◆ Exercise aim ◆
Apart from the images, the entire listing below must be restated word for word.

◆ Records provided ◆
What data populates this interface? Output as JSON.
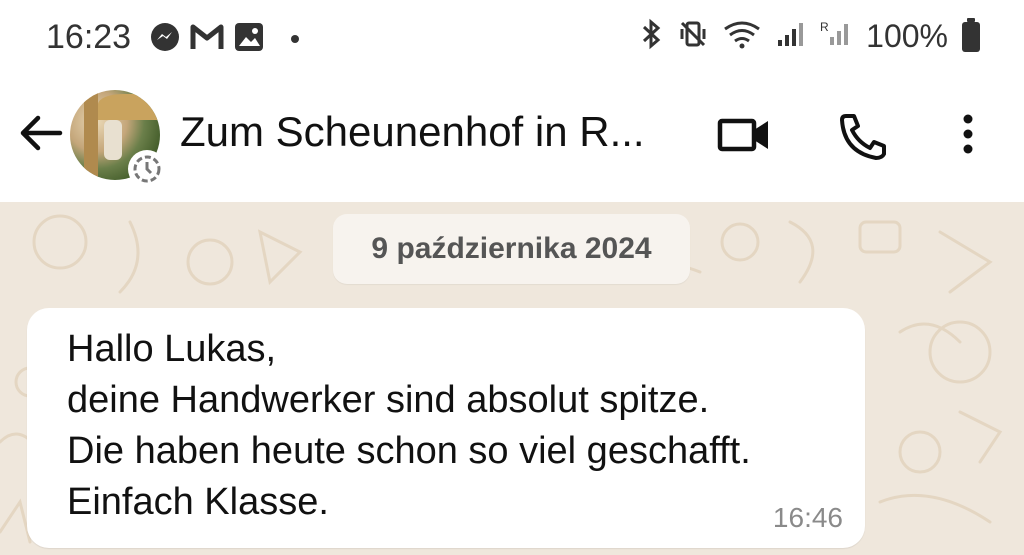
{
  "status_bar": {
    "time": "16:23",
    "left_icons": [
      "messenger-icon",
      "gmail-icon",
      "gallery-icon",
      "dot-icon"
    ],
    "right_icons": [
      "bluetooth-icon",
      "vibrate-off-icon",
      "wifi-icon",
      "signal-icon",
      "roaming-signal-icon"
    ],
    "battery_text": "100%"
  },
  "header": {
    "title": "Zum Scheunenhof in R...",
    "actions": [
      "video-call-icon",
      "phone-call-icon",
      "more-options-icon"
    ]
  },
  "chat": {
    "date_chip": "9 października 2024",
    "message": {
      "lines": [
        "Hallo Lukas,",
        "deine Handwerker sind absolut spitze.",
        "Die haben heute schon so viel geschafft.",
        "Einfach Klasse."
      ],
      "time": "16:46"
    }
  },
  "colors": {
    "wallpaper": "#efe7dc",
    "bubble": "#ffffff",
    "date_chip": "#f7f3ee",
    "text": "#111111",
    "meta_text": "#8a8a8a"
  }
}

◆ Response area ◆
What data populates this interface? Output as JSON.
{
  "status_bar": {
    "time": "16:23",
    "left_icons": [
      "messenger-icon",
      "gmail-icon",
      "gallery-icon",
      "dot-icon"
    ],
    "right_icons": [
      "bluetooth-icon",
      "vibrate-off-icon",
      "wifi-icon",
      "signal-icon",
      "roaming-signal-icon"
    ],
    "battery_text": "100%"
  },
  "header": {
    "title": "Zum Scheunenhof in R...",
    "actions": [
      "video-call-icon",
      "phone-call-icon",
      "more-options-icon"
    ]
  },
  "chat": {
    "date_chip": "9 października 2024",
    "message": {
      "lines": [
        "Hallo Lukas,",
        "deine Handwerker sind absolut spitze.",
        "Die haben heute schon so viel geschafft.",
        "Einfach Klasse."
      ],
      "time": "16:46"
    }
  },
  "colors": {
    "wallpaper": "#efe7dc",
    "bubble": "#ffffff",
    "date_chip": "#f7f3ee",
    "text": "#111111",
    "meta_text": "#8a8a8a"
  }
}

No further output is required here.